-------- Data for analysis
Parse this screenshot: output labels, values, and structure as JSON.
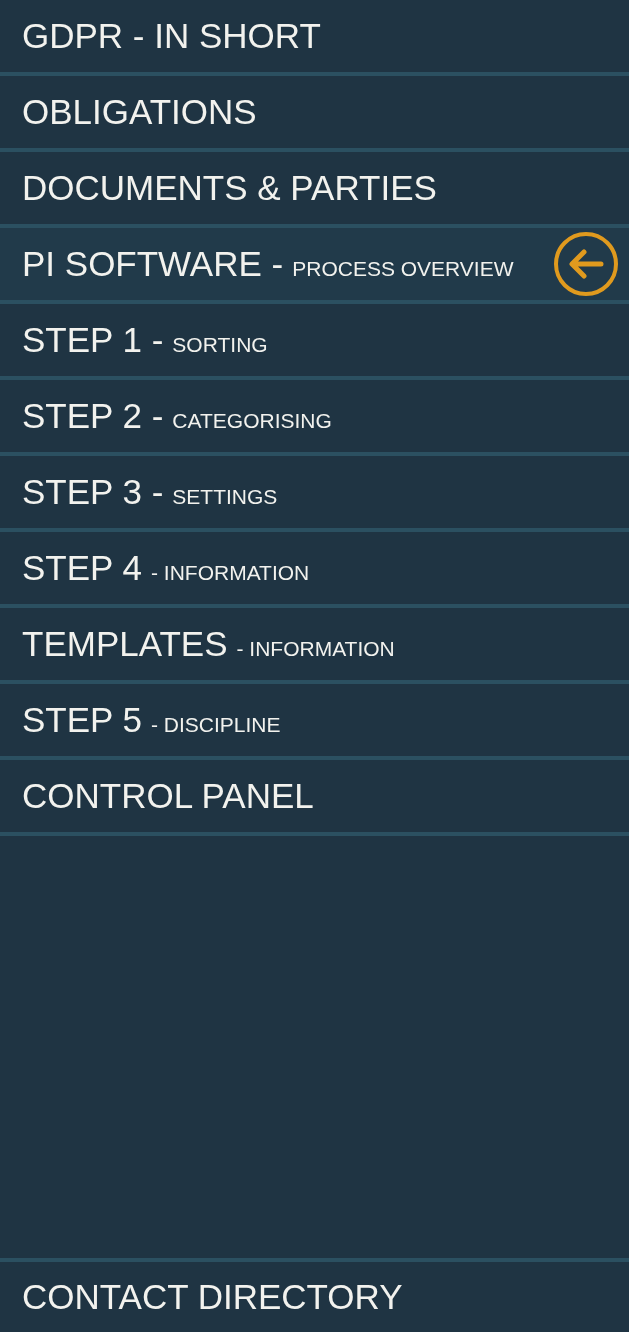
{
  "menu": {
    "items": [
      {
        "label": "GDPR - IN SHORT",
        "selected": false
      },
      {
        "label": "OBLIGATIONS",
        "selected": false
      },
      {
        "label": "DOCUMENTS & PARTIES",
        "selected": false
      },
      {
        "label": "PI SOFTWARE -",
        "sublabel": "PROCESS OVERVIEW",
        "selected": true
      },
      {
        "label": "STEP 1 -",
        "sublabel": "SORTING",
        "selected": false
      },
      {
        "label": "STEP 2 -",
        "sublabel": "CATEGORISING",
        "selected": false
      },
      {
        "label": "STEP 3 -",
        "sublabel": "SETTINGS",
        "selected": false
      },
      {
        "label": "STEP 4",
        "sublabel": "- INFORMATION",
        "selected": false
      },
      {
        "label": "TEMPLATES",
        "sublabel": "- INFORMATION",
        "selected": false
      },
      {
        "label": "STEP 5",
        "sublabel": "- DISCIPLINE",
        "selected": false
      },
      {
        "label": "CONTROL PANEL",
        "selected": false
      }
    ]
  },
  "footer_item": {
    "label": "CONTACT DIRECTORY"
  }
}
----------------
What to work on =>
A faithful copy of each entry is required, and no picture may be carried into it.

Answer section =>
Parse this screenshot: output labels, values, and structure as JSON.
{
  "menu": {
    "items": [
      {
        "label": "GDPR - IN SHORT",
        "selected": false
      },
      {
        "label": "OBLIGATIONS",
        "selected": false
      },
      {
        "label": "DOCUMENTS & PARTIES",
        "selected": false
      },
      {
        "label": "PI SOFTWARE -",
        "sublabel": "PROCESS OVERVIEW",
        "selected": true
      },
      {
        "label": "STEP 1 -",
        "sublabel": "SORTING",
        "selected": false
      },
      {
        "label": "STEP 2 -",
        "sublabel": "CATEGORISING",
        "selected": false
      },
      {
        "label": "STEP 3 -",
        "sublabel": "SETTINGS",
        "selected": false
      },
      {
        "label": "STEP 4",
        "sublabel": "- INFORMATION",
        "selected": false
      },
      {
        "label": "TEMPLATES",
        "sublabel": "- INFORMATION",
        "selected": false
      },
      {
        "label": "STEP 5",
        "sublabel": "- DISCIPLINE",
        "selected": false
      },
      {
        "label": "CONTROL PANEL",
        "selected": false
      }
    ]
  },
  "footer_item": {
    "label": "CONTACT DIRECTORY"
  }
}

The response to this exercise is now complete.